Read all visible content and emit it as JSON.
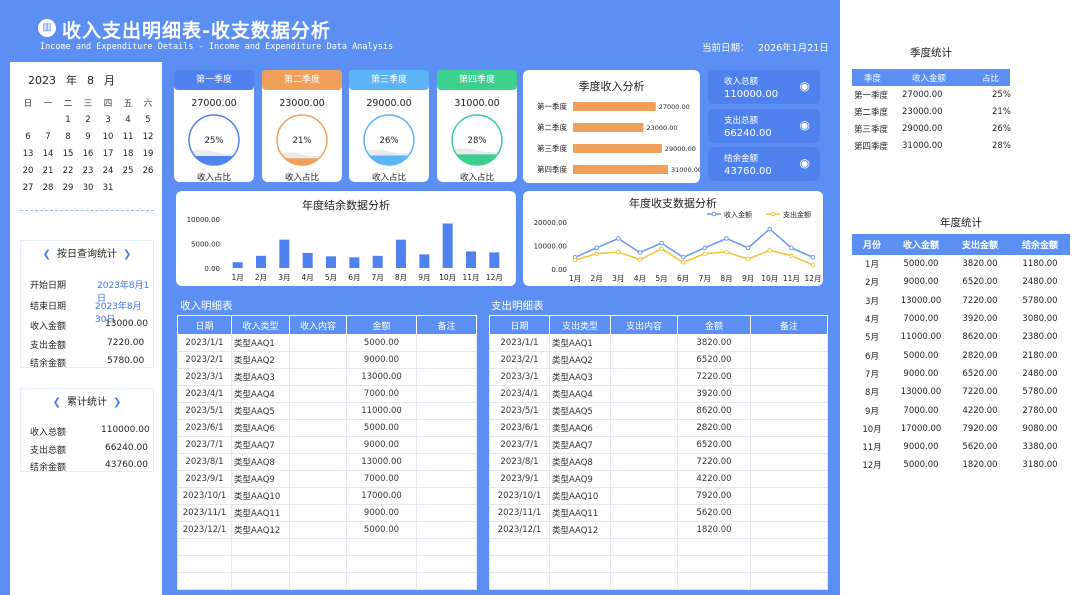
{
  "header": {
    "icon": "chart-badge-icon",
    "title": "收入支出明细表-收支数据分析",
    "subtitle": "Income and Expenditure Details - Income and Expenditure Data Analysis",
    "date_label": "当前日期：",
    "date_value": "2026年1月21日"
  },
  "calendar": {
    "year": "2023",
    "year_unit": "年",
    "month": "8",
    "month_unit": "月",
    "weekdays": [
      "日",
      "一",
      "二",
      "三",
      "四",
      "五",
      "六"
    ],
    "weeks": [
      [
        "",
        "",
        "1",
        "2",
        "3",
        "4",
        "5"
      ],
      [
        "6",
        "7",
        "8",
        "9",
        "10",
        "11",
        "12"
      ],
      [
        "13",
        "14",
        "15",
        "16",
        "17",
        "18",
        "19"
      ],
      [
        "20",
        "21",
        "22",
        "23",
        "24",
        "25",
        "26"
      ],
      [
        "27",
        "28",
        "29",
        "30",
        "31",
        "",
        ""
      ]
    ]
  },
  "daily_query": {
    "title": "按日查询统计",
    "start_label": "开始日期",
    "start_value": "2023年8月1日",
    "end_label": "结束日期",
    "end_value": "2023年8月30日",
    "income_label": "收入金额",
    "income_value": "13000.00",
    "expense_label": "支出金额",
    "expense_value": "7220.00",
    "balance_label": "结余金额",
    "balance_value": "5780.00"
  },
  "cumulative": {
    "title": "累计统计",
    "income_label": "收入总额",
    "income_value": "110000.00",
    "expense_label": "支出总额",
    "expense_value": "66240.00",
    "balance_label": "结余金额",
    "balance_value": "43760.00"
  },
  "quarter_cards": [
    {
      "label": "第一季度",
      "value": "27000.00",
      "percent": "25%",
      "ratio": 0.25,
      "color": "#4f82ee",
      "caption": "收入占比"
    },
    {
      "label": "第二季度",
      "value": "23000.00",
      "percent": "21%",
      "ratio": 0.21,
      "color": "#f0a05a",
      "caption": "收入占比"
    },
    {
      "label": "第三季度",
      "value": "29000.00",
      "percent": "26%",
      "ratio": 0.26,
      "color": "#5ab4f5",
      "caption": "收入占比"
    },
    {
      "label": "第四季度",
      "value": "31000.00",
      "percent": "28%",
      "ratio": 0.28,
      "color": "#3dcf8e",
      "caption": "收入占比"
    }
  ],
  "summary_cards": [
    {
      "label": "收入总额",
      "value": "110000.00",
      "icon": "piggy-bank-icon"
    },
    {
      "label": "支出总额",
      "value": "66240.00",
      "icon": "hand-coin-icon"
    },
    {
      "label": "结余金额",
      "value": "43760.00",
      "icon": "cash-icon"
    }
  ],
  "colors": {
    "brand": "#5b8ff4",
    "bar": "#4f82ee",
    "orange": "#f0a05a",
    "line_income": "#6f9cf2",
    "line_expense": "#f2c53d"
  },
  "chart_data": [
    {
      "type": "bar",
      "title": "季度收入分析",
      "orientation": "horizontal",
      "categories": [
        "第一季度",
        "第二季度",
        "第三季度",
        "第四季度"
      ],
      "values": [
        27000,
        23000,
        29000,
        31000
      ],
      "value_labels": [
        "27000.00",
        "23000.00",
        "29000.00",
        "31000.00"
      ]
    },
    {
      "type": "bar",
      "title": "年度结余数据分析",
      "categories": [
        "1月",
        "2月",
        "3月",
        "4月",
        "5月",
        "6月",
        "7月",
        "8月",
        "9月",
        "10月",
        "11月",
        "12月"
      ],
      "values": [
        1180,
        2480,
        5780,
        3080,
        2380,
        2180,
        2480,
        5780,
        2780,
        9080,
        3380,
        3180
      ],
      "y_ticks": [
        "10000.00",
        "5000.00",
        "0.00"
      ],
      "ylim": [
        0,
        10000
      ]
    },
    {
      "type": "line",
      "title": "年度收支数据分析",
      "categories": [
        "1月",
        "2月",
        "3月",
        "4月",
        "5月",
        "6月",
        "7月",
        "8月",
        "9月",
        "10月",
        "11月",
        "12月"
      ],
      "series": [
        {
          "name": "收入金额",
          "values": [
            5000,
            9000,
            13000,
            7000,
            11000,
            5000,
            9000,
            13000,
            9000,
            17000,
            9000,
            5000
          ]
        },
        {
          "name": "支出金额",
          "values": [
            3820,
            6520,
            7220,
            3920,
            8620,
            2820,
            6520,
            7220,
            4220,
            7920,
            5620,
            1820
          ]
        }
      ],
      "y_ticks": [
        "20000.00",
        "10000.00",
        "0.00"
      ],
      "ylim": [
        0,
        20000
      ],
      "legend": "top-right"
    }
  ],
  "income_table": {
    "title": "收入明细表",
    "headers": [
      "日期",
      "收入类型",
      "收入内容",
      "金额",
      "备注"
    ],
    "rows": [
      [
        "2023/1/1",
        "类型AAQ1",
        "",
        "5000.00",
        ""
      ],
      [
        "2023/2/1",
        "类型AAQ2",
        "",
        "9000.00",
        ""
      ],
      [
        "2023/3/1",
        "类型AAQ3",
        "",
        "13000.00",
        ""
      ],
      [
        "2023/4/1",
        "类型AAQ4",
        "",
        "7000.00",
        ""
      ],
      [
        "2023/5/1",
        "类型AAQ5",
        "",
        "11000.00",
        ""
      ],
      [
        "2023/6/1",
        "类型AAQ6",
        "",
        "5000.00",
        ""
      ],
      [
        "2023/7/1",
        "类型AAQ7",
        "",
        "9000.00",
        ""
      ],
      [
        "2023/8/1",
        "类型AAQ8",
        "",
        "13000.00",
        ""
      ],
      [
        "2023/9/1",
        "类型AAQ9",
        "",
        "7000.00",
        ""
      ],
      [
        "2023/10/1",
        "类型AAQ10",
        "",
        "17000.00",
        ""
      ],
      [
        "2023/11/1",
        "类型AAQ11",
        "",
        "9000.00",
        ""
      ],
      [
        "2023/12/1",
        "类型AAQ12",
        "",
        "5000.00",
        ""
      ],
      [
        "",
        "",
        "",
        "",
        ""
      ],
      [
        "",
        "",
        "",
        "",
        ""
      ],
      [
        "",
        "",
        "",
        "",
        ""
      ]
    ]
  },
  "expense_table": {
    "title": "支出明细表",
    "headers": [
      "日期",
      "支出类型",
      "支出内容",
      "金额",
      "备注"
    ],
    "rows": [
      [
        "2023/1/1",
        "类型AAQ1",
        "",
        "3820.00",
        ""
      ],
      [
        "2023/2/1",
        "类型AAQ2",
        "",
        "6520.00",
        ""
      ],
      [
        "2023/3/1",
        "类型AAQ3",
        "",
        "7220.00",
        ""
      ],
      [
        "2023/4/1",
        "类型AAQ4",
        "",
        "3920.00",
        ""
      ],
      [
        "2023/5/1",
        "类型AAQ5",
        "",
        "8620.00",
        ""
      ],
      [
        "2023/6/1",
        "类型AAQ6",
        "",
        "2820.00",
        ""
      ],
      [
        "2023/7/1",
        "类型AAQ7",
        "",
        "6520.00",
        ""
      ],
      [
        "2023/8/1",
        "类型AAQ8",
        "",
        "7220.00",
        ""
      ],
      [
        "2023/9/1",
        "类型AAQ9",
        "",
        "4220.00",
        ""
      ],
      [
        "2023/10/1",
        "类型AAQ10",
        "",
        "7920.00",
        ""
      ],
      [
        "2023/11/1",
        "类型AAQ11",
        "",
        "5620.00",
        ""
      ],
      [
        "2023/12/1",
        "类型AAQ12",
        "",
        "1820.00",
        ""
      ],
      [
        "",
        "",
        "",
        "",
        ""
      ],
      [
        "",
        "",
        "",
        "",
        ""
      ],
      [
        "",
        "",
        "",
        "",
        ""
      ]
    ]
  },
  "quarter_stats": {
    "title": "季度统计",
    "headers": [
      "季度",
      "收入金额",
      "占比"
    ],
    "rows": [
      [
        "第一季度",
        "27000.00",
        "25%"
      ],
      [
        "第二季度",
        "23000.00",
        "21%"
      ],
      [
        "第三季度",
        "29000.00",
        "26%"
      ],
      [
        "第四季度",
        "31000.00",
        "28%"
      ]
    ]
  },
  "year_stats": {
    "title": "年度统计",
    "headers": [
      "月份",
      "收入金额",
      "支出金额",
      "结余金额"
    ],
    "rows": [
      [
        "1月",
        "5000.00",
        "3820.00",
        "1180.00"
      ],
      [
        "2月",
        "9000.00",
        "6520.00",
        "2480.00"
      ],
      [
        "3月",
        "13000.00",
        "7220.00",
        "5780.00"
      ],
      [
        "4月",
        "7000.00",
        "3920.00",
        "3080.00"
      ],
      [
        "5月",
        "11000.00",
        "8620.00",
        "2380.00"
      ],
      [
        "6月",
        "5000.00",
        "2820.00",
        "2180.00"
      ],
      [
        "7月",
        "9000.00",
        "6520.00",
        "2480.00"
      ],
      [
        "8月",
        "13000.00",
        "7220.00",
        "5780.00"
      ],
      [
        "9月",
        "7000.00",
        "4220.00",
        "2780.00"
      ],
      [
        "10月",
        "17000.00",
        "7920.00",
        "9080.00"
      ],
      [
        "11月",
        "9000.00",
        "5620.00",
        "3380.00"
      ],
      [
        "12月",
        "5000.00",
        "1820.00",
        "3180.00"
      ]
    ]
  }
}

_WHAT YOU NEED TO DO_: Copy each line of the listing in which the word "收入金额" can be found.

_WRITTEN REPLY_:
    "income_label": "收入金额",
          "name": "收入金额",
      "收入金额",
      "收入金额",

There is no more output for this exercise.